▶ EXERCISE AIM
Your answer should consist of the lines below that hold the word "artist".

BEGIN EXERCISE DATA

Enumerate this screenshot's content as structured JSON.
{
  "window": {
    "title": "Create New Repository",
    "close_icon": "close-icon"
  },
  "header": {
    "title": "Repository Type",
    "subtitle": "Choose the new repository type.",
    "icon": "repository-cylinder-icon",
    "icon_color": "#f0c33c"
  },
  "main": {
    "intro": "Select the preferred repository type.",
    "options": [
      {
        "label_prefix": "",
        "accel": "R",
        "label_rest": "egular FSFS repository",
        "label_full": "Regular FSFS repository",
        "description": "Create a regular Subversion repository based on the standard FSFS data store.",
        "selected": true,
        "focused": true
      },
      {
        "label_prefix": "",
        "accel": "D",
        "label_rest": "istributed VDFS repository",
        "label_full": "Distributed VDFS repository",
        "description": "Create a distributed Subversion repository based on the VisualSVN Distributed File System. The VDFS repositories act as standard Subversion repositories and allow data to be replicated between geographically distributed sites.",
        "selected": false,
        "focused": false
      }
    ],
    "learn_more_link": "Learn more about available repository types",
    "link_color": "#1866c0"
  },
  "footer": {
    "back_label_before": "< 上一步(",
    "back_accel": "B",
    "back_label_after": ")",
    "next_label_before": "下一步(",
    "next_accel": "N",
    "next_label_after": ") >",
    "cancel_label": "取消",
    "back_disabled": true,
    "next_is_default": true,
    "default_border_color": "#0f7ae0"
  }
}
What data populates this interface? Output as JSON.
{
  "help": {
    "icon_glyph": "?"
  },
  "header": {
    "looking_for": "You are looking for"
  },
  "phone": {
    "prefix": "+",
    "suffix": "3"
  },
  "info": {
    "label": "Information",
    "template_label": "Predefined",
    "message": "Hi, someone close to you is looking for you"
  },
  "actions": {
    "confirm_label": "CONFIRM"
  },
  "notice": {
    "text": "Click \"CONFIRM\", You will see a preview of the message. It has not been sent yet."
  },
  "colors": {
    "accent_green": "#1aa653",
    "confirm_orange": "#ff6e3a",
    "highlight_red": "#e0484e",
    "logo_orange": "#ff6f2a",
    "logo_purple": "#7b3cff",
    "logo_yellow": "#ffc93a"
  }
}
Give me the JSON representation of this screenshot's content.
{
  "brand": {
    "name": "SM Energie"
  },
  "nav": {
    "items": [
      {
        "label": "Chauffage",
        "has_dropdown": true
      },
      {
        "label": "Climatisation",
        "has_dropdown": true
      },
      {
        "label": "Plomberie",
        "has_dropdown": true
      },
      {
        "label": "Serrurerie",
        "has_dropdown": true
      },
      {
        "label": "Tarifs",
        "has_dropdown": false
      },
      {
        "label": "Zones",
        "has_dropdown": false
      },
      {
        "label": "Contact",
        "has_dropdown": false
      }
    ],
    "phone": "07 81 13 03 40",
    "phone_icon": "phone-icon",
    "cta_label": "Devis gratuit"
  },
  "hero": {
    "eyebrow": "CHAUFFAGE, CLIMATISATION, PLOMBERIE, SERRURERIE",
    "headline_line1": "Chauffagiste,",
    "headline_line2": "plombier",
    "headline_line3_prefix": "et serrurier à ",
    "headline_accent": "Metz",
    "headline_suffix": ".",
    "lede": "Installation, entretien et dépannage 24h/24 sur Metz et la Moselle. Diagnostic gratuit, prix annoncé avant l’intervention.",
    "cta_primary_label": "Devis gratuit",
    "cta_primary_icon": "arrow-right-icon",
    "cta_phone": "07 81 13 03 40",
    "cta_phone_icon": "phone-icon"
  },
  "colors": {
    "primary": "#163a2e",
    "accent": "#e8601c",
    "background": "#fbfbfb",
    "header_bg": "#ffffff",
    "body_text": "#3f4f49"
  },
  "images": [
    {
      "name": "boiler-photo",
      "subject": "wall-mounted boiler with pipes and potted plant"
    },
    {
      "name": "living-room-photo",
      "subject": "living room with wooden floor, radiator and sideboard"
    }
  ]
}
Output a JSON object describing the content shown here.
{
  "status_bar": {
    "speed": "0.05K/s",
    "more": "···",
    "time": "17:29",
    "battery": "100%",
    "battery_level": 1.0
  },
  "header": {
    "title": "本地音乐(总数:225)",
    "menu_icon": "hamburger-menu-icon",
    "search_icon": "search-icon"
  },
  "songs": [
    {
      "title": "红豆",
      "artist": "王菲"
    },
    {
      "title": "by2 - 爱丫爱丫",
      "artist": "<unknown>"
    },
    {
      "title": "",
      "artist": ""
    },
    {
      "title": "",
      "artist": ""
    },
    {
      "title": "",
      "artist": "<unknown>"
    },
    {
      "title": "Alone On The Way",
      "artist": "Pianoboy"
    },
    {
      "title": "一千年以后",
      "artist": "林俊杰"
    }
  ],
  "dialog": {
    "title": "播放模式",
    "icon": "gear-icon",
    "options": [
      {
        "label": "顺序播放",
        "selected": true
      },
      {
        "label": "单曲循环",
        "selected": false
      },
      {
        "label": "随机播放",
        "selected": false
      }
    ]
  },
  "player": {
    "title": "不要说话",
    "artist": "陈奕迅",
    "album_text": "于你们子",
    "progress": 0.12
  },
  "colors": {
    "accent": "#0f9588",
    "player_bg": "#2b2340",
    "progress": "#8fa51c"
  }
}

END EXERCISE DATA

▶ ANSWER
      "artist": "王菲"
      "artist": "<unknown>"
      "artist": ""
      "artist": ""
      "artist": "<unknown>"
      "artist": "Pianoboy"
      "artist": "林俊杰"
    "artist": "陈奕迅",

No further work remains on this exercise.